→ Try it
Show all lines below holding the string "очень".

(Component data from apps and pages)
= Beginning of Section =

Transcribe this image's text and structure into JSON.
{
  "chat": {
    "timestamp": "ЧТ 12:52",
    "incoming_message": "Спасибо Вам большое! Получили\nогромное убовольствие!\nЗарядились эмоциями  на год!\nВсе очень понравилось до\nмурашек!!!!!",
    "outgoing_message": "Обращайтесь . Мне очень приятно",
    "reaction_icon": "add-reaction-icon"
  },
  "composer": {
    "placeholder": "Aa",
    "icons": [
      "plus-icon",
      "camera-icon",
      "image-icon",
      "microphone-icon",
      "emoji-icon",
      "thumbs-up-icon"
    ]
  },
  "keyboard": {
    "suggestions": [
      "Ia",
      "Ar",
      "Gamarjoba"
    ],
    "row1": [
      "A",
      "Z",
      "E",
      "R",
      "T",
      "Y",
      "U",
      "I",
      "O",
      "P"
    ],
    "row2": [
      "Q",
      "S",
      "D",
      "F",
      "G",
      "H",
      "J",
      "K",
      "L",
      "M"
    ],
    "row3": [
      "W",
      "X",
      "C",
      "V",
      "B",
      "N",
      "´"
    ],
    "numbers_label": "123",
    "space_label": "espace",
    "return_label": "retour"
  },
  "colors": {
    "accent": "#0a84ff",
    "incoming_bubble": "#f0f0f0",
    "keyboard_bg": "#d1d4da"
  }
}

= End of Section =

→ Task result
    "incoming_message": "Спасибо Вам большое! Получили\nогромное убовольствие!\nЗарядились эмоциями  на год!\nВсе очень понравилось до\nмурашек!!!!!",
    "outgoing_message": "Обращайтесь . Мне очень приятно",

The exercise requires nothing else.